As we move into earnings season for automobile manufacturers, a lot of these companies are showing up in value screeners' radars. Recently, we discussed Fiat Chrysler (NYSE:FCAU) and its almost shockingly low PE ratios.
Today, we're looking at one of their competitors, Ford Motor Company (NYSE:F). A much bigger company, they have a common feature with Fiat Chrysler, a fundamental lack of understanding among investors for where their revenue and (admittedly limited) growth is coming from. Their value proposition is quite a bit different from Fiat Chrysler's, but in many ways just as compelling.
Steady as it goes
Founded 113 years ago, Ford is the definition of a mature manufacturer. The company has followed the rest of the auto industry through a very rough patch in the past decade, and come out the other end in a much better condition and without the restructuring that companies like Chrysler and General Motors (NYSE:GM) had to go through. But now, Ford has a dependability in revenue and earnings few can match.
|2013||2014||2015||2016 (est)||2017 (est)|
|Revenue||$147 bil.||$144 bil.||$149 bil.||$143 bil.||$145 bil.|
The relatively poor earnings in fiscal-year 2014 reflected some bad results on investments in affiliates and rising expenses, but were quickly resolved. The 2015 results and the Q1 that followed show that was an outlier. The consensus estimates suggest that those strong 2015 results are only going to continue.
Those FY2015 results put the trailing PE ratio at 7.52. If the analysts' estimates pan out, we're looking at a current and forward year PE ratio that's more in the 6.65 range. Either way, that's a nice discount value play.
The dividends are the real story here though, particularly its growth. The regular dividend went from 10 cents a quarter, to 12.5 cents, to 15 cents in just a couple of years. In Q1 of this year, the company also added a 25 cent special dividend.

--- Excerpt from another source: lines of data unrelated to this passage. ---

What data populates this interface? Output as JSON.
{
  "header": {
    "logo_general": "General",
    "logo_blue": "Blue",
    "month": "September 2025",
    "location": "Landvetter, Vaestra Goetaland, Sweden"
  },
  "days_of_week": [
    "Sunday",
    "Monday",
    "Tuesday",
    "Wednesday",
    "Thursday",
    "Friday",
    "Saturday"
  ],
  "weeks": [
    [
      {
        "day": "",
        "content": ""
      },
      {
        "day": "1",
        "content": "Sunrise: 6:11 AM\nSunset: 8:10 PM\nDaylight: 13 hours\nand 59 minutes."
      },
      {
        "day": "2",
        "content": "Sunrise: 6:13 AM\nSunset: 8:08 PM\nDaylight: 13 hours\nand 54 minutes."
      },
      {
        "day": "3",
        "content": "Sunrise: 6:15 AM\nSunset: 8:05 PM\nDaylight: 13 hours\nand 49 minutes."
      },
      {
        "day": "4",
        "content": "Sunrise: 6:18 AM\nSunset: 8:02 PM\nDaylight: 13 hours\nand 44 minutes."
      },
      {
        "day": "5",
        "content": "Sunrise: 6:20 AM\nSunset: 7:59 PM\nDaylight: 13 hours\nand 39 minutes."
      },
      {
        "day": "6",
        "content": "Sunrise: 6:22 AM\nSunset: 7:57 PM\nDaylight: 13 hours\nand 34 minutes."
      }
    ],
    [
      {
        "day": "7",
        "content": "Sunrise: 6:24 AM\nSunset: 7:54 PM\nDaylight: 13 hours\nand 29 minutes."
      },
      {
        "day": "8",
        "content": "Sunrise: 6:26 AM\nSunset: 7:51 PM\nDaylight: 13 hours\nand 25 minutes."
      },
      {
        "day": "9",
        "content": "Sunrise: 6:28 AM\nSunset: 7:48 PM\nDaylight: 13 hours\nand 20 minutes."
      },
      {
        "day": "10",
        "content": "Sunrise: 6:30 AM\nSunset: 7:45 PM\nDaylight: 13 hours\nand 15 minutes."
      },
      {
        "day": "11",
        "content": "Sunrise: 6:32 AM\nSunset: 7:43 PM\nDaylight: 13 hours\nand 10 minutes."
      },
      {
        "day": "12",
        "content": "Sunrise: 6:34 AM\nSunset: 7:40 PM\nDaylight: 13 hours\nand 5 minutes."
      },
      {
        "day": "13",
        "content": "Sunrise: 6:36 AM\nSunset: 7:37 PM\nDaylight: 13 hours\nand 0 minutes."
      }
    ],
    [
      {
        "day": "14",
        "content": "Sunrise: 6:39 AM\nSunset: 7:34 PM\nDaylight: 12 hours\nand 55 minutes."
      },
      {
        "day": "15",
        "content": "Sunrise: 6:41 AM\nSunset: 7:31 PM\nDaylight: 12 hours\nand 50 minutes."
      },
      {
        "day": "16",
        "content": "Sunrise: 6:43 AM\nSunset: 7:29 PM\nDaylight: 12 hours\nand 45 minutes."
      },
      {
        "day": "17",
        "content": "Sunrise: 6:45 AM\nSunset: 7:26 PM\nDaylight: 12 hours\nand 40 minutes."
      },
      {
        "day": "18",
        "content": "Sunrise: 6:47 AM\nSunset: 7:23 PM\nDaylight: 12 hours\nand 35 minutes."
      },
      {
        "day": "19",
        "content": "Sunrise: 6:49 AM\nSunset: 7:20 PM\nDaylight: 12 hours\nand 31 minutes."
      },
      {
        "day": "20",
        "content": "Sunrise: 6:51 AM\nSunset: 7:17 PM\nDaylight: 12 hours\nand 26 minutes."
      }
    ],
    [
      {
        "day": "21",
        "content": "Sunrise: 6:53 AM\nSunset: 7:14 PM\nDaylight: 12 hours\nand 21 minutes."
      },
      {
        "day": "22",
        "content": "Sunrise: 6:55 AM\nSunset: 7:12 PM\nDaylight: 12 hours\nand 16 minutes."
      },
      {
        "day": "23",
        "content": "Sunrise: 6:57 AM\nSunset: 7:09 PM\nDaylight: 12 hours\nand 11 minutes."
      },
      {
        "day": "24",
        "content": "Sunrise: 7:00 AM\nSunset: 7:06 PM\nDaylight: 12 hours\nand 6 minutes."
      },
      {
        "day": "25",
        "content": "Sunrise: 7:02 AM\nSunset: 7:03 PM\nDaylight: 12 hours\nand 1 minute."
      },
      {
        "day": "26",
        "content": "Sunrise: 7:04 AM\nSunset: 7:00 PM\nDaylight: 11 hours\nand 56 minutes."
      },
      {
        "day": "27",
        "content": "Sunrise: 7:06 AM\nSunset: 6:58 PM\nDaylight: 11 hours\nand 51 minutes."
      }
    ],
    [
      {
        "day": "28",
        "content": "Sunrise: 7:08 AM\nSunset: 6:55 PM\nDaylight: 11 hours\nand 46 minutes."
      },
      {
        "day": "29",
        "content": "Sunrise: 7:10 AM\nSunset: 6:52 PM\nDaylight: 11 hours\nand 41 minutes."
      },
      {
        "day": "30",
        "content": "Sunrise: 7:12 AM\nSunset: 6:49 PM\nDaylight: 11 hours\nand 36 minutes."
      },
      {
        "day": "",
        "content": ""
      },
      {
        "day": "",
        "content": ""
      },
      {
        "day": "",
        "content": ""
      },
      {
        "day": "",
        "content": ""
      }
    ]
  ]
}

Putting the special dividends aside, the stock is paying a 4.3% dividend. That's pretty good, both with the solid growth and with the reality that the strong earnings could easily support continued dividend increases. If those earnings keep panning out, Ford has little reason not to consider more special dividends or more increases in the baseline quarterly dividend.
Ford's future: China
When we looked at Fiat Chrysler, we saw an Italian-owned, Netherlands-based company whose business is heavily dependent on the US market. Ford is as American as apple pie, until you look at where the cars are going.
Ford has invested heavily in China over the past several years, so it's unsurprising that the Asia-Pacific segment is becoming such a huge market for Ford. Obviously, Ford's primary market is still the US, but China has rapidly become a strong second.
It's also the big chance for Ford to grow. The US auto market has long since matured, and Ford's market share there is locked in the 14%-15% range. China, by contrast, is still seeing their auto market grow strongly, and Ford's market share there is just 4.5%, and growing.
And while there are ongoing concerns about the status of the Chinese economy in the near term, they're still a growing market in general. As that middle class continues to grow in the years and decades to come, Ford's investments could pay off hugely.
While the upcoming earnings release will obviously be a big driver of Ford's share price over the next few weeks, it is the company's status as a nice income-growth play as well as its very low PE ratio that makes it a long-term investment.
With the American market hitting new highs day after day, it's getting harder and harder to find stable companies trading at appealing multiples to future earnings. Ford is exactly that.
Investors looking for companies to add to an income portfolio with a good chance of raising their dividends going forward could do a lot worse than Ford, and those looking to play an eventual rebound in Chinese growth will also find a lot to like here. That the dividend remains solid until those things happen is just a bonus, and another incentive to buy and hold.
Disclosure: I am/we are long FCAU.
I wrote this article myself, and it expresses my own opinions. I am not receiving compensation for it (other than from Seeking Alpha). I have no business relationship with any company whose stock is mentioned in this article.